* [TASK PROMPT]
Your answer should be one number, the count of lines in the entries holding the word "Odası".

*** DATA ***

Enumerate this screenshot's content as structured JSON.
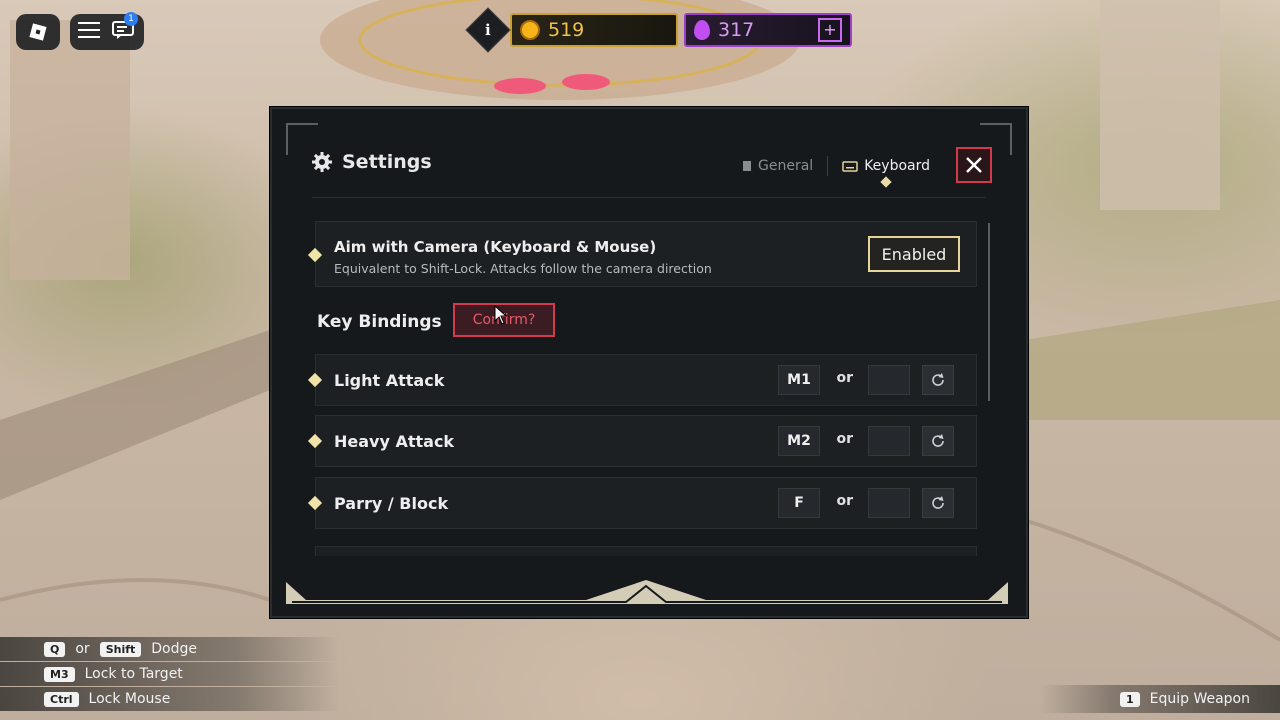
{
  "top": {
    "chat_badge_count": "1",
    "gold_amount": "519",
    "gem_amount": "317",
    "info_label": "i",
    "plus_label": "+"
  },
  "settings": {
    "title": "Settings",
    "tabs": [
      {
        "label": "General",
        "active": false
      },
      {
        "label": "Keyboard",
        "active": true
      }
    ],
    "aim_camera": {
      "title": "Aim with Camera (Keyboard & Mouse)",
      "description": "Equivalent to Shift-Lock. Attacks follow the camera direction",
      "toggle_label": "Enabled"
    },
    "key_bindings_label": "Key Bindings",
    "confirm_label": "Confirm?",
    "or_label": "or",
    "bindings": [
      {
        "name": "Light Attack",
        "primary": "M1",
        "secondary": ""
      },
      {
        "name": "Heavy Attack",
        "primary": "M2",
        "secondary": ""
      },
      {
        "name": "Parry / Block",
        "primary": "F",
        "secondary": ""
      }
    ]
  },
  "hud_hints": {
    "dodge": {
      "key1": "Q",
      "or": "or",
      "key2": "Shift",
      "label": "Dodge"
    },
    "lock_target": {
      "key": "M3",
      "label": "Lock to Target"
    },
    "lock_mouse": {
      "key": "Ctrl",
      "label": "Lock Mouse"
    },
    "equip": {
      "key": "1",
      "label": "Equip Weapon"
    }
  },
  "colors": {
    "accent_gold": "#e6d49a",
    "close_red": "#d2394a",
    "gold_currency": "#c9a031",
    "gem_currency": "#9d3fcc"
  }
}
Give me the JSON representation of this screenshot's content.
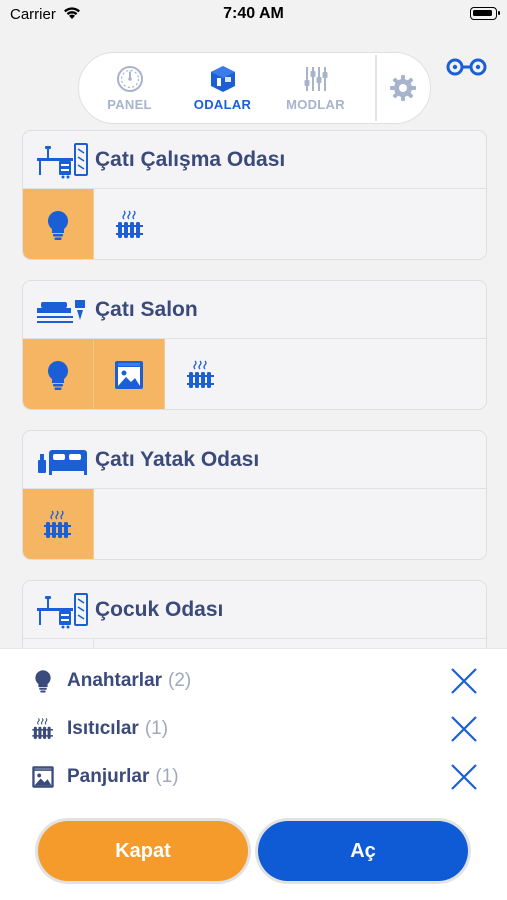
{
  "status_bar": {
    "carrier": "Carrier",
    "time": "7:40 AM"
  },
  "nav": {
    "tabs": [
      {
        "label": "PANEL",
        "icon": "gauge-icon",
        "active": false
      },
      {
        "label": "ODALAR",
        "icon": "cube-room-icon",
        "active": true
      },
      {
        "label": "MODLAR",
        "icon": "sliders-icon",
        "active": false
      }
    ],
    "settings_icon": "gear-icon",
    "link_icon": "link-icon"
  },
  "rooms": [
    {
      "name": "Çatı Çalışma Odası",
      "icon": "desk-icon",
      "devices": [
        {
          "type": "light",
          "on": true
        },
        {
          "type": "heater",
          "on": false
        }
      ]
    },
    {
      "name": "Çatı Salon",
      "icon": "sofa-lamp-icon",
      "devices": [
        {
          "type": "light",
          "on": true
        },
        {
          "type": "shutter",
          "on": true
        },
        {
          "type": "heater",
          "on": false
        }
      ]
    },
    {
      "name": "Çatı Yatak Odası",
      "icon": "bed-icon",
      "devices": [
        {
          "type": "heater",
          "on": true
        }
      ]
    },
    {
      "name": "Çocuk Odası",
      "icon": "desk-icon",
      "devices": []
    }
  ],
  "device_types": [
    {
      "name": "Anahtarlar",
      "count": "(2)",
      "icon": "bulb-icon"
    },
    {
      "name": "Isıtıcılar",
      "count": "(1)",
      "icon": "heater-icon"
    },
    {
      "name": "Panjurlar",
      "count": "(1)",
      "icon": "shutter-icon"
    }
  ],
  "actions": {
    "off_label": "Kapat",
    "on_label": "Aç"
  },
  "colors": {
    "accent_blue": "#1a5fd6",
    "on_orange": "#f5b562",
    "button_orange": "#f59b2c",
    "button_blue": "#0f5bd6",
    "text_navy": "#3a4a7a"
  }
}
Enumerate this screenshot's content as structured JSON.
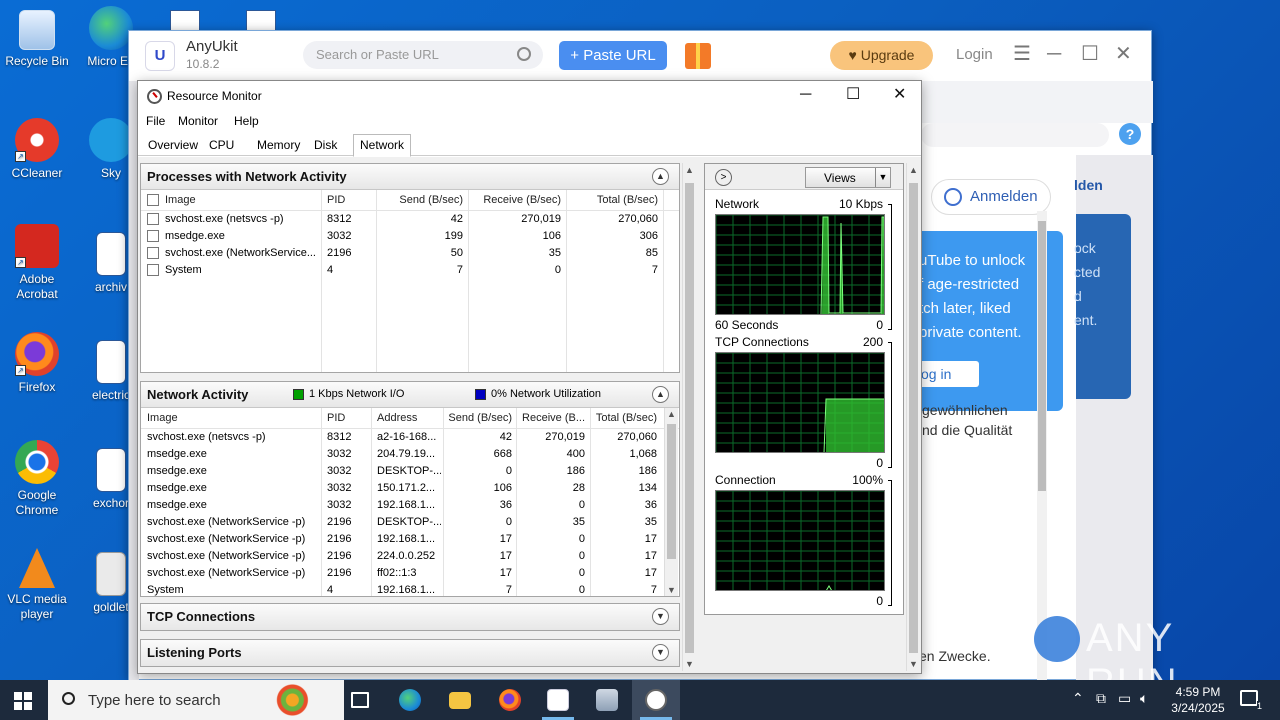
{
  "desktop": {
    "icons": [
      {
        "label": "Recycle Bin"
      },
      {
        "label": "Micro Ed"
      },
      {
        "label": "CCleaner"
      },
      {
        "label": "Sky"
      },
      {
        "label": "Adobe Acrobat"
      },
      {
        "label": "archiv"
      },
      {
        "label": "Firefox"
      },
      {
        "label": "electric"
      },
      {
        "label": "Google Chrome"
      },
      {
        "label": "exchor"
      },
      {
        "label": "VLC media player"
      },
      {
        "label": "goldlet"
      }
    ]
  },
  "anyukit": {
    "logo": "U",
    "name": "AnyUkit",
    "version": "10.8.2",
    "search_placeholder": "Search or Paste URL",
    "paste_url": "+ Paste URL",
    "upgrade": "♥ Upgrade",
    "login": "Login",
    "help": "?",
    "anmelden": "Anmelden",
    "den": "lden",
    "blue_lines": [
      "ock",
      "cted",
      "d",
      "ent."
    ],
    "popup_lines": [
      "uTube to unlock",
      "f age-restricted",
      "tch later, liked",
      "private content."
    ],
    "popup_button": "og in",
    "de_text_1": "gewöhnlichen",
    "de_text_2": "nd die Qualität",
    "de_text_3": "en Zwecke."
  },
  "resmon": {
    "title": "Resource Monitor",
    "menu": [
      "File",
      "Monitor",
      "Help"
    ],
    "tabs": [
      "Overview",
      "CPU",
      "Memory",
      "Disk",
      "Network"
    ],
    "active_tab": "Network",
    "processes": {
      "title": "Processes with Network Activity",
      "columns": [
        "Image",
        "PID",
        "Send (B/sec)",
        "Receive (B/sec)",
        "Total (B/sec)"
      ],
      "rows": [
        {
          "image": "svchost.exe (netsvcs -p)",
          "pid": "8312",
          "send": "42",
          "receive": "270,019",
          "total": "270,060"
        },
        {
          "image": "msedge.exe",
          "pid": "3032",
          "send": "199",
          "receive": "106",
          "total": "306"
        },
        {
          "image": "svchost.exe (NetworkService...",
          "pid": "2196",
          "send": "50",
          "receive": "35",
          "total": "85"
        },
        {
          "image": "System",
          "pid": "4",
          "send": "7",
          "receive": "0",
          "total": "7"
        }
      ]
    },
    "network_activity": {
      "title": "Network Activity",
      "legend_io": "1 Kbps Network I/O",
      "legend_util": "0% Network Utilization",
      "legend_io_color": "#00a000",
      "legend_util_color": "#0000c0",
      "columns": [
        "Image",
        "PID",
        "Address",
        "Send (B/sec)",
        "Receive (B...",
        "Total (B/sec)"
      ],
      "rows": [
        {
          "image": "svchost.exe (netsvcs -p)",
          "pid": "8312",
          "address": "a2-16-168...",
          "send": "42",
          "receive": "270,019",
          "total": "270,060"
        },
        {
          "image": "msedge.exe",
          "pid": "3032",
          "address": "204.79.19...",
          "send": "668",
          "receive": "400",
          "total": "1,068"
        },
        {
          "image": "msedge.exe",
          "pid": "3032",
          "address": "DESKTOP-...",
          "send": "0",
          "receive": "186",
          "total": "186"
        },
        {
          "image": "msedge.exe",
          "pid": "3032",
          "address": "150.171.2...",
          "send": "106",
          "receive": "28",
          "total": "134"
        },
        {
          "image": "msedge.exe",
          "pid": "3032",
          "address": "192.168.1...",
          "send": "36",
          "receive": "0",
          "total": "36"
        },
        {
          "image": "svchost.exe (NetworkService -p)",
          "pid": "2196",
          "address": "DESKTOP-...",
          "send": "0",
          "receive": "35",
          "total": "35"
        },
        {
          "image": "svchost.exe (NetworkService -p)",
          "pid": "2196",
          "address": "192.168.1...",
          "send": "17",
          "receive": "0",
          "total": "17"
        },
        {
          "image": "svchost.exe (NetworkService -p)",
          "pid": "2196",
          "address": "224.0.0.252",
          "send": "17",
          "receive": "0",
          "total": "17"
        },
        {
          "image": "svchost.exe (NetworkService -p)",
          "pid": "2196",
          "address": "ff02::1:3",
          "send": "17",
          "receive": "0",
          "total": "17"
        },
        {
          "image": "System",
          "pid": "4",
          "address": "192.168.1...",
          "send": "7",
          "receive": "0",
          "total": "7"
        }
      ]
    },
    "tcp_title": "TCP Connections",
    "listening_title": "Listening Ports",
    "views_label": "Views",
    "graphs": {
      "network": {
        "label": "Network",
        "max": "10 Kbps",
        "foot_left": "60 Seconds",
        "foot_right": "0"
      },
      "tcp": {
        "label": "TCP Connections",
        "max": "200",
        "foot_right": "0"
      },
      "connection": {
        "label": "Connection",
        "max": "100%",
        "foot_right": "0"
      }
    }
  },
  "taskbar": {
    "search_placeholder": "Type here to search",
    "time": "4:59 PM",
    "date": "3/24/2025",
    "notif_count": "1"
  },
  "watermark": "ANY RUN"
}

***

* [RESULT BELOW]
3